Exercise details: Each line of the entries below that holds "Följer" is needed, copied in full.

Material shown:

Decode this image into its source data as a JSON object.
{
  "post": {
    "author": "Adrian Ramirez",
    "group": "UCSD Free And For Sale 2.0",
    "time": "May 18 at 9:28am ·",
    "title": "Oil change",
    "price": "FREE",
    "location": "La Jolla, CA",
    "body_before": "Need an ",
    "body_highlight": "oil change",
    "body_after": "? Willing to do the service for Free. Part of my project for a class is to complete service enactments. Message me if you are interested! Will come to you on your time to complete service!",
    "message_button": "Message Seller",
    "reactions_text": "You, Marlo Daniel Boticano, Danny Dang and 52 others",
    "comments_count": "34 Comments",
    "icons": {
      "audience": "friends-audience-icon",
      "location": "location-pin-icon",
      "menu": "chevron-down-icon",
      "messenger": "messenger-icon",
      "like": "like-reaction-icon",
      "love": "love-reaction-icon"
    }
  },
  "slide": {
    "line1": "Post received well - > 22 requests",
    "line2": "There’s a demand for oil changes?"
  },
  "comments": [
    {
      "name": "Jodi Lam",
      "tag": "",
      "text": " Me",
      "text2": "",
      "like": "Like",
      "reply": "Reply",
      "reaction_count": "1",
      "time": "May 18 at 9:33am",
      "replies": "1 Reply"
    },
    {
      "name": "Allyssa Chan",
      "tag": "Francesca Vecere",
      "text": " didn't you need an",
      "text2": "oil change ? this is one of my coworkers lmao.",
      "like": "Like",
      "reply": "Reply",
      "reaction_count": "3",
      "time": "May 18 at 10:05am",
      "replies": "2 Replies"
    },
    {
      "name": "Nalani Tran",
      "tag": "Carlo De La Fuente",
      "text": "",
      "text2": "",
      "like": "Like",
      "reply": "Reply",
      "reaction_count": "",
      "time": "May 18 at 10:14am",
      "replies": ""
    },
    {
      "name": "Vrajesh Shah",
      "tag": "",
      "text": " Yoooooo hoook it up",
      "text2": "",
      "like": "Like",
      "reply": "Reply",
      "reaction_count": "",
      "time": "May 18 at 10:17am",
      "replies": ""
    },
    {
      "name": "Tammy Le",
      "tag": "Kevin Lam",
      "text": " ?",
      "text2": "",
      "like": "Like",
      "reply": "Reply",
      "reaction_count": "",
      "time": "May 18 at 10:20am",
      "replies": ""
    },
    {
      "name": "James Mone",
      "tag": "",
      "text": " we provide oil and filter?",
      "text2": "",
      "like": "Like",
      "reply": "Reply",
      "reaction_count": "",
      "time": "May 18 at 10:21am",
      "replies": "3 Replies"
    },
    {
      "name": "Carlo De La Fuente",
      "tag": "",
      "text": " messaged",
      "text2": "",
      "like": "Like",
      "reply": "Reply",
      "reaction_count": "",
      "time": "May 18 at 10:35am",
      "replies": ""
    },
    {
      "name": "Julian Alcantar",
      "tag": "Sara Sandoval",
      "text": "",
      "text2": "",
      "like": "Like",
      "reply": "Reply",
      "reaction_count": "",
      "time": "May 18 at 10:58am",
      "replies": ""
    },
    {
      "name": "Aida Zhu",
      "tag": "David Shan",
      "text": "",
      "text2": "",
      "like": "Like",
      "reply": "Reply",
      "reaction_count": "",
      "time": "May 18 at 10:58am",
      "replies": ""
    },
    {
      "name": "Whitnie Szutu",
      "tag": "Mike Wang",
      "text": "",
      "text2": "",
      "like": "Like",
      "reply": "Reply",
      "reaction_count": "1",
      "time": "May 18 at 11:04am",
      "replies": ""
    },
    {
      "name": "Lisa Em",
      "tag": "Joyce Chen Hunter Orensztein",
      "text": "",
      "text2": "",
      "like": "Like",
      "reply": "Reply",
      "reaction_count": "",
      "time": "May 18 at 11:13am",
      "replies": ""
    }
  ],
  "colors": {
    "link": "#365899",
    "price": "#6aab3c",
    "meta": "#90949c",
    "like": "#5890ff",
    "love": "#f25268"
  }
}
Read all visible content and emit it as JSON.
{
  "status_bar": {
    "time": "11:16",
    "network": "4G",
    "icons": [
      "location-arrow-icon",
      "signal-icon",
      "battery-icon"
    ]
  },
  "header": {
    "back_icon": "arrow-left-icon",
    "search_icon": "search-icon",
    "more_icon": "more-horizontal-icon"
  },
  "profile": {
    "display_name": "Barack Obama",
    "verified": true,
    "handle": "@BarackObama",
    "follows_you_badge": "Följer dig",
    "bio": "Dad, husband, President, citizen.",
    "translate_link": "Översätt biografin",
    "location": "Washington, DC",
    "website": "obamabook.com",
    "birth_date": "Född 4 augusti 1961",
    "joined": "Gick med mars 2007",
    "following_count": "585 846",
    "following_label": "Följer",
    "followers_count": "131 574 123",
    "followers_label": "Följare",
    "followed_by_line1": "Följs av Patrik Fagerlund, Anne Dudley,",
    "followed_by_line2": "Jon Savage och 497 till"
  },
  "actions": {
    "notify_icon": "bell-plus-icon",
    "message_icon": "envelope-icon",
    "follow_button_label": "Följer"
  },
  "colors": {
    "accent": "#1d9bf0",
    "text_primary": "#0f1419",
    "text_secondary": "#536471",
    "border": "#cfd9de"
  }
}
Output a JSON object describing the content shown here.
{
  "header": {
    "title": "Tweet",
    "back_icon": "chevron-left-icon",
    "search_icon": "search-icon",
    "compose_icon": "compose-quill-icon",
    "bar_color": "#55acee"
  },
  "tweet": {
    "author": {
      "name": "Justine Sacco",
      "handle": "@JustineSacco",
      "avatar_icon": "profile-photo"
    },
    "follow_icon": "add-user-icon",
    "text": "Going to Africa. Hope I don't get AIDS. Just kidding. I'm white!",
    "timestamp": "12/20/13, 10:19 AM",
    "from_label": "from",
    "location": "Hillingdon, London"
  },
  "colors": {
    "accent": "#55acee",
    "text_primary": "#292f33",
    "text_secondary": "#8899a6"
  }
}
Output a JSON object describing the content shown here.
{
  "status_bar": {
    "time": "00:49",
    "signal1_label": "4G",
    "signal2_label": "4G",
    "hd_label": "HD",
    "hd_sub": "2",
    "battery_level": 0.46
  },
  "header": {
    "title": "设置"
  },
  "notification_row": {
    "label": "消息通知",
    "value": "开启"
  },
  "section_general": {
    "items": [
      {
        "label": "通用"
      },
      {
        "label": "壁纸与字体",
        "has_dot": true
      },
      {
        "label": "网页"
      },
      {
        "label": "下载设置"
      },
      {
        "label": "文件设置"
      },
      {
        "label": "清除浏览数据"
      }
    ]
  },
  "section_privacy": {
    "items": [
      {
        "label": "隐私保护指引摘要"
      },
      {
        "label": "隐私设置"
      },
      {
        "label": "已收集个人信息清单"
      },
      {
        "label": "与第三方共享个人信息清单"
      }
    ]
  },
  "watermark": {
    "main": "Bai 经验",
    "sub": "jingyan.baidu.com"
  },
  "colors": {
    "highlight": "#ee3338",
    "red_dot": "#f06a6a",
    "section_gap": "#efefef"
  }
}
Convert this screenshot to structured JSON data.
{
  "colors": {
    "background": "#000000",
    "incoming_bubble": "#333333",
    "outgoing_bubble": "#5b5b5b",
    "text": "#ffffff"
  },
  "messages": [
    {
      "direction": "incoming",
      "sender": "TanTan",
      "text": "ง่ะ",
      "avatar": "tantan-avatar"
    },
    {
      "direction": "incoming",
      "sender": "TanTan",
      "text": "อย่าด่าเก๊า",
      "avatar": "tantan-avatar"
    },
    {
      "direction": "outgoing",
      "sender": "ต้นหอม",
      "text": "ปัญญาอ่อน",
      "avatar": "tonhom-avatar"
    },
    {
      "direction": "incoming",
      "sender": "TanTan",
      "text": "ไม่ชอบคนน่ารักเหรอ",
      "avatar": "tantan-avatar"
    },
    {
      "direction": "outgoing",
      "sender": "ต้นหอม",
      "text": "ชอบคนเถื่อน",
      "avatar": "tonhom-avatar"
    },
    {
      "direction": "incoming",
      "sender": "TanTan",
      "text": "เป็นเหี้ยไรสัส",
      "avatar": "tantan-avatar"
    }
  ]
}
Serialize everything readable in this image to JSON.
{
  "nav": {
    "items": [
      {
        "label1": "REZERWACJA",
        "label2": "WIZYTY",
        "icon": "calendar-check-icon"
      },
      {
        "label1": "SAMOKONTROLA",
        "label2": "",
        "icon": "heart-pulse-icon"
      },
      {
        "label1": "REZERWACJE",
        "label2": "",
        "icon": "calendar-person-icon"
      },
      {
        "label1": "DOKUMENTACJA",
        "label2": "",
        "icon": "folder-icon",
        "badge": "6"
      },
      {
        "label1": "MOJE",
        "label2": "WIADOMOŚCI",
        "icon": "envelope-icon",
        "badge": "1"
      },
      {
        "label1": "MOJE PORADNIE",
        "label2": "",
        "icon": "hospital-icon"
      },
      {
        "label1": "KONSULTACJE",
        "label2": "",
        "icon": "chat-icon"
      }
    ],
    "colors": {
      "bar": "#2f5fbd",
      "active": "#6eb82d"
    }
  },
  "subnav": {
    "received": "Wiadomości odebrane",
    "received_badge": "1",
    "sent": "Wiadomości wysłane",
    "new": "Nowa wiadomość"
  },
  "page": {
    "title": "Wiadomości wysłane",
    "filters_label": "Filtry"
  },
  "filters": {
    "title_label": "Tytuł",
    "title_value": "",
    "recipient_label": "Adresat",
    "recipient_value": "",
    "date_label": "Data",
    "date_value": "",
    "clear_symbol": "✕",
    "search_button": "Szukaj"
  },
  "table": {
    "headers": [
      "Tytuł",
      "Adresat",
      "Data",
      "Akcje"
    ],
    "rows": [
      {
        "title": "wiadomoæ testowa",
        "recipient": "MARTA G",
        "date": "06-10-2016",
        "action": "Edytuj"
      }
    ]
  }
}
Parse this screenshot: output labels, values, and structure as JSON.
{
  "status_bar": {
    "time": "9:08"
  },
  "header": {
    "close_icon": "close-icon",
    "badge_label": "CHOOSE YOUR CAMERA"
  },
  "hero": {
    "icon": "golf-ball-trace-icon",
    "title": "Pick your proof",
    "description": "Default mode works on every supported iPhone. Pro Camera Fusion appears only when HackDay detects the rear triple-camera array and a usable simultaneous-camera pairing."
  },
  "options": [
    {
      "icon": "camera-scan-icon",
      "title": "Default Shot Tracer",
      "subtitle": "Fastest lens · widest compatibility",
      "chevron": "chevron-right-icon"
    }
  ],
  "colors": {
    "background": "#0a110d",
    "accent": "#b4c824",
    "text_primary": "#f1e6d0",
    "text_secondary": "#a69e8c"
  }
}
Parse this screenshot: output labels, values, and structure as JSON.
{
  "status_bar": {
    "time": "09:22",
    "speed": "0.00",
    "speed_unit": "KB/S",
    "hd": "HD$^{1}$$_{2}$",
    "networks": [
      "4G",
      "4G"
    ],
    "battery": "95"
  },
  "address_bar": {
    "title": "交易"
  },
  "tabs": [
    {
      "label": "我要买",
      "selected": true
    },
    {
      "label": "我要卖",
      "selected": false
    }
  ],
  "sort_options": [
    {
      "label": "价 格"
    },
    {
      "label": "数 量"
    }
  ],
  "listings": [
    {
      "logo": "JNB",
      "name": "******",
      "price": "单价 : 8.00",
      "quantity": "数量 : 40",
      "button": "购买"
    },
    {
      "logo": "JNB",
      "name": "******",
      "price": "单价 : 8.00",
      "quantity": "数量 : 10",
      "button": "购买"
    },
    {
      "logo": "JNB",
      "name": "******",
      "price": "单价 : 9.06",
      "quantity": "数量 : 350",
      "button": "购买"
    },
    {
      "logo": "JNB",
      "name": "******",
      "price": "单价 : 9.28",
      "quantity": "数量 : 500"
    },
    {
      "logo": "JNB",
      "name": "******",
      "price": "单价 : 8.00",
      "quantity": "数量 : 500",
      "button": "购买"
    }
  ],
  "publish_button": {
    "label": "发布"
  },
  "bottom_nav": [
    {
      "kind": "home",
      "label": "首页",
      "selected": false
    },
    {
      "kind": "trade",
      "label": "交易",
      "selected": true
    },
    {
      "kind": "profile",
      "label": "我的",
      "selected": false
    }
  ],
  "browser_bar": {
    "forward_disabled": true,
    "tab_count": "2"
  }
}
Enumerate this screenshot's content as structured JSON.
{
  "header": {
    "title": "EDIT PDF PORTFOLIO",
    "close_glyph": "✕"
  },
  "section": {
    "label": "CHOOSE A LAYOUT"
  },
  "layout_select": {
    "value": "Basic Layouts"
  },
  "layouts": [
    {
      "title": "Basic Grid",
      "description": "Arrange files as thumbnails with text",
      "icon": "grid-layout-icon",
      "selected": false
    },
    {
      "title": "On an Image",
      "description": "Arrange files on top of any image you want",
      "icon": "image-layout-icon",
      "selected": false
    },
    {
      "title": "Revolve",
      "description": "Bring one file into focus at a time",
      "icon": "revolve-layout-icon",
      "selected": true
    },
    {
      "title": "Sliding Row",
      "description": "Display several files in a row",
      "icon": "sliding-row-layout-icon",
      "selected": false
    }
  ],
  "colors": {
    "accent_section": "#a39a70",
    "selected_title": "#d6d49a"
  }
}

Answer:
    "follows_you_badge": "Följer dig",
    "following_label": "Följer",
    "follow_button_label": "Följer"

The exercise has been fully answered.